Member Database Software: A Short Guide
Members are the foundation of an association. Without them, there is no reason for the association to exist. Every association needs an organized and comprehensive system for tracking their members. The wide variety of software and programs currently on the market can make this decision-making process confusing and lengthy. To optimize the search for membership database software, here are some basic database overviews and search tips.
Main Types of Database Software:
Desktop Databases: These types of databases are designed to run on a desktop or single computer. They are usually low-cost and fairly simple. They are best for organizations with uncomplicated database requirements. An example of a well-known desktop database system is Microsoft Access.
Server Databases: These types of databases are usually more expensive than desktop databases, but they are also more complex in their capabilities and features. Server databases can be accessed by multiple users on different devices, rather than a single user on a single computer as is the case with a desktop database. An example of a well-known desktop database system is Microsoft SQL Server and Oracle.
Online Integrated Systems (or Web-Enabled Databases): These types of databases can be the most costly to set-up and may also include monthly or annual fees for continued service, but they can also be the most efficient for association projects, events, and day-to-day operations. Online integrated systems usually include a wide variety of functions outside of member data storage and tracking services. Web-enabled databases often become one-and-the-same with the organization’s website, content management, event management, e-commerce, email and marketing communications, etc. Having integrated website, email, and member database systems can greatly simplify many of the association’s projects and day-to-day operations.

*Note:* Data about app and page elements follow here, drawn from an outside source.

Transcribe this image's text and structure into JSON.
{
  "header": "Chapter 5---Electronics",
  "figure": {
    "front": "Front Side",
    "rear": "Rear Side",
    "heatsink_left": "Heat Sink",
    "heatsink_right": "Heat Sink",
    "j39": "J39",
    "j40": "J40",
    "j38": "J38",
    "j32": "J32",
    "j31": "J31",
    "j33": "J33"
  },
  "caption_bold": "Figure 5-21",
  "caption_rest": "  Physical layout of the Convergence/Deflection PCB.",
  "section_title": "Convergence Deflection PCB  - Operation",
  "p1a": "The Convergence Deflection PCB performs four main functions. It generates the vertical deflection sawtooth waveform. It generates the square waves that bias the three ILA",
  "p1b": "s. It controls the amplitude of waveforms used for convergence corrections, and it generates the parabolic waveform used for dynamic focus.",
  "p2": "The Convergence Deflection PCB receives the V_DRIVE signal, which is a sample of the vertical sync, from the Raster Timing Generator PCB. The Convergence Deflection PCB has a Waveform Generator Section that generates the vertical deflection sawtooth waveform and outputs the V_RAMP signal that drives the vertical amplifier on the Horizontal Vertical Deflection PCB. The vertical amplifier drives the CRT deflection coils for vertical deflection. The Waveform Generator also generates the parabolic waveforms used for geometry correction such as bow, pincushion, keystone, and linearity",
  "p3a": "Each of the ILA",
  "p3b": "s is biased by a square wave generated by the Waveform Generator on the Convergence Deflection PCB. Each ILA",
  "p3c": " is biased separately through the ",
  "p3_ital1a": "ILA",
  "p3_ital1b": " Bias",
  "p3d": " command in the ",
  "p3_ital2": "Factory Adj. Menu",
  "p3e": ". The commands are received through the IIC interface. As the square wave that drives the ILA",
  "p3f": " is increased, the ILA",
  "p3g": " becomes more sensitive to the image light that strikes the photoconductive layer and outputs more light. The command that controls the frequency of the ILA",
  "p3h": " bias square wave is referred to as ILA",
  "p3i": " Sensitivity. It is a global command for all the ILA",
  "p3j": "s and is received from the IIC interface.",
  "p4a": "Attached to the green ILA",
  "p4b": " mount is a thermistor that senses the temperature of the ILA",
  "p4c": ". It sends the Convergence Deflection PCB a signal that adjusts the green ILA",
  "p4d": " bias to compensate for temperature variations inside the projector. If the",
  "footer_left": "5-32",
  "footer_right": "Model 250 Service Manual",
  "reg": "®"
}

Questions to ask before and during your member database software search:
Identify what you need the database software to do for you, including who will be using the database, what the database user’s needs will be, what types of records you will need to store, what other functions the database must be able to complete (for example, queries or reports).
Identify future needs. Can the database software grow with your membership and strategic plan? What are you goals for the future that your database must be able to accommodate?
Prioritize your requirements to ensure your association’s most important needs and functions are considered first during the selection process.
Review your budget for your new database. Be aware that there may be an initial set-up cost and ongoing monthly or annual charge depending on the software type. Additionally, consider what current costs may be eliminated by the functions of the new software (for example, if the new database system can send out marketing emails, you can eliminate your subscription costs from your current email marketing vendor). Identify the price range that your association can afford and stick to it.
Having these requirements, goals, and limitations available in an organized manner prior to the selection process will allow you to narrow down the type of software you need and to more easily weed out vendors.
What to Look for in a Vendor:
Knowledgeable and responsive support/help line?
Experience with associations or geared toward association membership?
References/testimonials from satisfied clients?
Carefully and intelligently selecting a member database software system that fits your organization’s current needs and can accommodate your anticipated future needs is likely to save your organization time and money in the long run.
Written by: Anne Lacher, Office Manager and Member Specialist